- This future city's streets will be jam-packed with sensors that will be measuring congestion, footfall, and traffic patterns. This data will then enable some really cool technologies, such as 'dynamic' streets and pavements, which will be able to change their width based on cars' and pedestrians' demands. Sidewalk Labs is planning to embed LED lights on the streets, which will be capable of changing colours in order to change the width of roads, pavements, and cycle lanes. Each of these will have one designated colour. For example, if the sensor detects there are more cars than the rush of pedestrians, the pavement would be narrowed and the road would become wider. Sometimes, temporary bike lanes will also pop up according to the demand.

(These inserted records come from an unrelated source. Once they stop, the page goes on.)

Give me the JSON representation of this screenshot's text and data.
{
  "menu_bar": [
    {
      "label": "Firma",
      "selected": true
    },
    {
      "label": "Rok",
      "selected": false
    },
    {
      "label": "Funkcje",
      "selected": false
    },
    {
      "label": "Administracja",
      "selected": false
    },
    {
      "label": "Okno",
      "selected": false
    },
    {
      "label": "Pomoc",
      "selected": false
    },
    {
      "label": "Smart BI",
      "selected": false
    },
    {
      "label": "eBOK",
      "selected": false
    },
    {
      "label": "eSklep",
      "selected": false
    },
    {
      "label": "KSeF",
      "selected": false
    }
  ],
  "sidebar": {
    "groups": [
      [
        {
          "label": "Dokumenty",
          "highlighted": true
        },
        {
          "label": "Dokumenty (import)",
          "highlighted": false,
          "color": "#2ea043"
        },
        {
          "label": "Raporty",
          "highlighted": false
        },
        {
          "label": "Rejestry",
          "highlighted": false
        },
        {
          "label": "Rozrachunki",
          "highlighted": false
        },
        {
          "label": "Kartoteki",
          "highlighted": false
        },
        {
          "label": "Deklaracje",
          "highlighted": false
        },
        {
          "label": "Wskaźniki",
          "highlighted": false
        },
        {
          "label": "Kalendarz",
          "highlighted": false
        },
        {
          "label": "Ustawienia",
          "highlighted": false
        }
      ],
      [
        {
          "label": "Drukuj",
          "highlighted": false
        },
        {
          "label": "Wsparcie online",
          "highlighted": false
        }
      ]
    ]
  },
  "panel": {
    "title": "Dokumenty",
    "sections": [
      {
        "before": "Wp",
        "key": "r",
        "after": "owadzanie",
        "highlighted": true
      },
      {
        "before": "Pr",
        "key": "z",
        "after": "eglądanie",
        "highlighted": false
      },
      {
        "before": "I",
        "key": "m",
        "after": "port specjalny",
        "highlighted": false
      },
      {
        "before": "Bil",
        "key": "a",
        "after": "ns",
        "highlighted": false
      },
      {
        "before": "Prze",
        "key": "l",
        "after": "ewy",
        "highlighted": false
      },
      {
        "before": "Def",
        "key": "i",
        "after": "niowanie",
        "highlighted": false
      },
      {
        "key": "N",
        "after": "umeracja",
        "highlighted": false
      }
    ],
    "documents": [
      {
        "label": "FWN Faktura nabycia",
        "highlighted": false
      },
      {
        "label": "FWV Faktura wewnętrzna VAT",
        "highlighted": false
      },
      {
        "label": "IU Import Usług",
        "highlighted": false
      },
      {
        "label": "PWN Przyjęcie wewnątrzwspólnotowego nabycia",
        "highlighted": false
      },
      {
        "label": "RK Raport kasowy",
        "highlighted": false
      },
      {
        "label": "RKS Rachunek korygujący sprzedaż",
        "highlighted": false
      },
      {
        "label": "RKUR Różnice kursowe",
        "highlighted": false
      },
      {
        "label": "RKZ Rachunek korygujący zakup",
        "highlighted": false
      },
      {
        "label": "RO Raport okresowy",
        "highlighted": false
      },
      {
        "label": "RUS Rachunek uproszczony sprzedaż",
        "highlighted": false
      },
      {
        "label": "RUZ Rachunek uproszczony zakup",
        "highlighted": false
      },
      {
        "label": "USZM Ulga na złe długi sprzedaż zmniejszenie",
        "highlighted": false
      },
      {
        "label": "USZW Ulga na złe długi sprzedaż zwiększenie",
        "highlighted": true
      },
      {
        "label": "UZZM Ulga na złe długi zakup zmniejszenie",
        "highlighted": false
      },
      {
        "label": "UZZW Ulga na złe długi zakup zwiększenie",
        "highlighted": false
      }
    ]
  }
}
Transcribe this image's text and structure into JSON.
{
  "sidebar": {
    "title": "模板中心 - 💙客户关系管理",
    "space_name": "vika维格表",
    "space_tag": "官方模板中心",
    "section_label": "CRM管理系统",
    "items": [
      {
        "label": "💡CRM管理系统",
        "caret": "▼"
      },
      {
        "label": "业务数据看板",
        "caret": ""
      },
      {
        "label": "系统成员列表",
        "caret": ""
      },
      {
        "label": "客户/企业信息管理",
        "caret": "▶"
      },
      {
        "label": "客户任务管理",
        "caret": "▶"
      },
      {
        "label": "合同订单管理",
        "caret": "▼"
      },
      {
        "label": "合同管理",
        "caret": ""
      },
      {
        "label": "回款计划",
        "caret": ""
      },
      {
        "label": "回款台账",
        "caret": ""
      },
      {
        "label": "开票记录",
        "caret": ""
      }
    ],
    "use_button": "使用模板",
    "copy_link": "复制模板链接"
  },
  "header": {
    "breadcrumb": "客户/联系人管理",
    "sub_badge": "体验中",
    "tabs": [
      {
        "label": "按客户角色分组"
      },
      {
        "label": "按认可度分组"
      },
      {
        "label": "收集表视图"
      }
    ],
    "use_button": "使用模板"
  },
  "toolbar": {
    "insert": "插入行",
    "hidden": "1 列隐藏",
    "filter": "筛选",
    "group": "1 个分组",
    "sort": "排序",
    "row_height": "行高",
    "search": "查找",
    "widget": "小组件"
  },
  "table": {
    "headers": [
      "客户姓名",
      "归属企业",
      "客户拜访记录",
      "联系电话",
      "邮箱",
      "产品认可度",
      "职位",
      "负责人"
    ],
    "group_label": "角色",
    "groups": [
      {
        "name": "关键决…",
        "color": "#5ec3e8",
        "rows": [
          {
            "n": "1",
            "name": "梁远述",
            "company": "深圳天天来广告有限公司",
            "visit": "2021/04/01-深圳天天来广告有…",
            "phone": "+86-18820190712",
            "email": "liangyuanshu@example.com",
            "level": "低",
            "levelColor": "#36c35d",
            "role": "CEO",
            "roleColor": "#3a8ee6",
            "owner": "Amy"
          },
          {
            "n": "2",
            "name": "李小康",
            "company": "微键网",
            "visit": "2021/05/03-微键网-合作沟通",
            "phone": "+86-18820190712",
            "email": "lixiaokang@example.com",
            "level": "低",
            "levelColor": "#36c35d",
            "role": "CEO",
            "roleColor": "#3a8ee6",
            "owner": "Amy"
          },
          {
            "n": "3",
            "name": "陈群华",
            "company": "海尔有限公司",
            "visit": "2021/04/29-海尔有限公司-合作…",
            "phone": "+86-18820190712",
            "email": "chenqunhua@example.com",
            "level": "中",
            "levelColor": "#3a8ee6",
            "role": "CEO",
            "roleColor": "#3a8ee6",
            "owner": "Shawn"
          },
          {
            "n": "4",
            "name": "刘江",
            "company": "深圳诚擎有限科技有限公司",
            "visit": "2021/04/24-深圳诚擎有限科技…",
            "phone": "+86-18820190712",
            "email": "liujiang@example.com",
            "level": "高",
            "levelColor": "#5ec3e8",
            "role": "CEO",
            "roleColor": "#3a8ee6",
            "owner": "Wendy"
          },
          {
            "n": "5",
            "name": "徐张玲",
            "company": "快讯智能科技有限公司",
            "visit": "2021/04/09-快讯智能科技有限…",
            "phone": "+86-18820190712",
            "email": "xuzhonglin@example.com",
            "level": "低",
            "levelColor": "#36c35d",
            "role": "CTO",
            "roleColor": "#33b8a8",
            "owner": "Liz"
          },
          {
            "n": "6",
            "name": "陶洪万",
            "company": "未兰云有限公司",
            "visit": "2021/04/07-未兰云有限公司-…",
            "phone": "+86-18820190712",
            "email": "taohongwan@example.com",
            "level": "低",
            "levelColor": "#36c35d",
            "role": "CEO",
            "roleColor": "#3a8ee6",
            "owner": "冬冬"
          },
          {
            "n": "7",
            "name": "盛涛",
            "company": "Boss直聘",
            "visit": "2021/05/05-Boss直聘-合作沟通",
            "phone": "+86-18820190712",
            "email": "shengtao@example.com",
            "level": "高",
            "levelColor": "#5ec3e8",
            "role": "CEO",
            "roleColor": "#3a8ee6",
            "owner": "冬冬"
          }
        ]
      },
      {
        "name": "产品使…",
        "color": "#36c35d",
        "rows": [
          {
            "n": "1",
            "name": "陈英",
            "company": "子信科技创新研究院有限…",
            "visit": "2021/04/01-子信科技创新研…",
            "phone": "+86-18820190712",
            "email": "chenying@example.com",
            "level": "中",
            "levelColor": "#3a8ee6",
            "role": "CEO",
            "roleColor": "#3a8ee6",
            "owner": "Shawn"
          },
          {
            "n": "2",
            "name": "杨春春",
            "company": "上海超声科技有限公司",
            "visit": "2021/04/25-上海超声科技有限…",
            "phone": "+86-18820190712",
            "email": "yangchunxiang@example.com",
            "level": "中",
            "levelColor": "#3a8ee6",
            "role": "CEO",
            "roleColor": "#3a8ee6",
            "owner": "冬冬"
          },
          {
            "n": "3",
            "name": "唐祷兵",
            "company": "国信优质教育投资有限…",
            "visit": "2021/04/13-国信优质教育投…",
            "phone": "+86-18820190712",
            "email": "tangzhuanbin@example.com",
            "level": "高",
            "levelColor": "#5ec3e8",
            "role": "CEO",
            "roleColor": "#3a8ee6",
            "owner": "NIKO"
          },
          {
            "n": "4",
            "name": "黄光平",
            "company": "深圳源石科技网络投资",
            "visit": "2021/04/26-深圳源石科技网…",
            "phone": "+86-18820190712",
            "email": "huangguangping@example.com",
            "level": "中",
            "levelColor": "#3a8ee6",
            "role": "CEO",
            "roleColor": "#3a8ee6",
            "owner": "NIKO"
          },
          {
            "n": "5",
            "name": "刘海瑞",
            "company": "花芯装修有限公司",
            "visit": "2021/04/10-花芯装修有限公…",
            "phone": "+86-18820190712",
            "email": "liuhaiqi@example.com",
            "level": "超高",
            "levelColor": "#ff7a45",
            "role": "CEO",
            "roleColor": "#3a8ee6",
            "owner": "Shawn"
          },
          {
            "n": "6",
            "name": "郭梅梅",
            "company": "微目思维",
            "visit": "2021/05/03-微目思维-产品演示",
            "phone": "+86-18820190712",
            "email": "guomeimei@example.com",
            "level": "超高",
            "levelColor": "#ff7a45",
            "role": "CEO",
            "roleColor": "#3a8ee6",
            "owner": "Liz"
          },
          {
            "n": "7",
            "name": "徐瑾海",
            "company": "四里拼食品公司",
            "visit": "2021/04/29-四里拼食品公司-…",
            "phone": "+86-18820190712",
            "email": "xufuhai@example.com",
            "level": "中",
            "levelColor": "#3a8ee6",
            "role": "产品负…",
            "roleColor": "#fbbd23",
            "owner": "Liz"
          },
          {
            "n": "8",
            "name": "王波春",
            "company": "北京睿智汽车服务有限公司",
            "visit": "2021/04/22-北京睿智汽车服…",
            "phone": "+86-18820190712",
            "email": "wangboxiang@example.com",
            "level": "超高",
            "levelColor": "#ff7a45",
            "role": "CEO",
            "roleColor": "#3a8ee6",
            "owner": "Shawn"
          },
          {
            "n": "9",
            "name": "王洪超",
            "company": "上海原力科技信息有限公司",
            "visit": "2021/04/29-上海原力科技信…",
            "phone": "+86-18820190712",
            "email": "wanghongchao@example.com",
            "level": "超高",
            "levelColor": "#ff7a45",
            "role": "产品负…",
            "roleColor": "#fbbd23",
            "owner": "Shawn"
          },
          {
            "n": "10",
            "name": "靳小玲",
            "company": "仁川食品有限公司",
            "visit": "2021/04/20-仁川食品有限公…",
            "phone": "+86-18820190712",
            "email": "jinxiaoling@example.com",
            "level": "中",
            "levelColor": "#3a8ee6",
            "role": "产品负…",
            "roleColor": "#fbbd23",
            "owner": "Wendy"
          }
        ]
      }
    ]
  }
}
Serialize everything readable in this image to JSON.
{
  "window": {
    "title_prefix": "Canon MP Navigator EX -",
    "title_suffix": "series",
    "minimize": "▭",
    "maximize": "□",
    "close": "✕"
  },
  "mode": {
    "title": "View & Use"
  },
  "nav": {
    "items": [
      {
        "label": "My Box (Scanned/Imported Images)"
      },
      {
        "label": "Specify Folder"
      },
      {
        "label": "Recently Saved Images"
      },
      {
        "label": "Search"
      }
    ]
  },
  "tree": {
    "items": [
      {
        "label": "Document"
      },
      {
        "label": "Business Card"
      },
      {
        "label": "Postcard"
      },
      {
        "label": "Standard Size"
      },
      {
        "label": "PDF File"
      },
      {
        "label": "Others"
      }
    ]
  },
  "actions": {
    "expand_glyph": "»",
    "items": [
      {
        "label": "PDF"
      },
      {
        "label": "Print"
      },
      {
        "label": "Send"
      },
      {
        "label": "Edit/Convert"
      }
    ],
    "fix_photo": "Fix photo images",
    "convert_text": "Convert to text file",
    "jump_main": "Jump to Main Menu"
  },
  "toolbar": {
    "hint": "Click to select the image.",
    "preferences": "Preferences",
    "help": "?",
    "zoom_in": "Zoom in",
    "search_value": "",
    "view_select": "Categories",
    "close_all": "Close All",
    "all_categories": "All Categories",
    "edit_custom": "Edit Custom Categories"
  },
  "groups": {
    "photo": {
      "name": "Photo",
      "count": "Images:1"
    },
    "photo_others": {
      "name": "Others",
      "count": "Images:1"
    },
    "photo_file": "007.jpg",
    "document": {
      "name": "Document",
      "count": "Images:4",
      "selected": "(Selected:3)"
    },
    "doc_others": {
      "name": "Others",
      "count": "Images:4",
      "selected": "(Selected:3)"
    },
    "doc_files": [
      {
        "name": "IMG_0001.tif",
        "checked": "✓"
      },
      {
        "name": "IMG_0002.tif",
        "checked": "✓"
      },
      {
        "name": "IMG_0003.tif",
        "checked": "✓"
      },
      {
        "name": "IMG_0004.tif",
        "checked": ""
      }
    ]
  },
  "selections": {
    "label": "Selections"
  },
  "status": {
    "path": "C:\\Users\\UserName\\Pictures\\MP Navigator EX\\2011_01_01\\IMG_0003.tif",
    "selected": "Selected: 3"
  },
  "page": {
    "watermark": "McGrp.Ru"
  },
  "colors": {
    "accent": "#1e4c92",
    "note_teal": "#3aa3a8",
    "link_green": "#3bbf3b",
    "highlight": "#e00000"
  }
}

- Ok, so we all know Canada faces extreme weather conditions. So, it's too hot in the summer and almost freezing cold in the winter. Sidewalk Labs wants to create a condition where people of Toronto will be able to spend more time outside despite the weather and what can achieve that if not technology! In order to keep the people dry outside, the tech firm is going to install canopies above the public spaces as well as the walkways. These canopies, like everything else in this part of Toronto, will not be the regular ones; rather they will extend and retract based on weather data, that too real-time. So, basically, the canopies are supposed to come out when the weather is wet and drawback when it's not. Also, they can be used as shades during the summer time as well. This smart neighbourhood will also have walkways and cycle lanes with underground heating so that pedestrians and cyclists can enjoy their walks or cycling even when the streets are covered with snow.
- Driverless cars – of course, it's there; what did you expect? Well, Sidewalk Labs aims to make the network in this smart city so inclusive that less than one in every five residents of this neighbourhood would feel the need to buy a car. In case of the long-distance travels, it plans to make sure that the residents can order shared hire cars easily from ride-hailing service providers, such as Zipcar. However, as far as the local journeys are concerned, the firm wants everyone to make use of the autonomous car technology. There would be a fleet of autonomous cars, called taxibots, which will always be available on demand via the residents' smartphones and will commonly be shared with other riders. Although Sidewalk Labs says that it may work with third-party driverless car companies, however, Google's Waymo would be a perfect fit for this area; don't you think?
- Now, what about the buildings in this area? Sidewalk Labs is planning to make the buildings in this neighbourhood as flexible as possible. In order to achieve that it will build them with strong skeletons. The buildings will also have very minimal interiors, which will be reconfigurable on the fly. There will be support beams, positioned at regular intervals. This will let the walls, floors, ceiling panels and façades to shift effortlessly. So, basically, one single building would include offices, flats, manufacturers, hotels and shops, with the shifting as per demand. Although it's unlikely that the building's balance will be in constantly changed, however, this will allow the retailers to change their stores as much as they want to, according to the customers' response. Shops will be able to "expand or collapse quickly, and at low costs, as the population grows and retail trends change", says Sidewalk Labs.
Now, we should note that all these ideas and plans are currently at its preliminary stage. So, although they sound exciting and fun; these will take years before being actually practised in real life.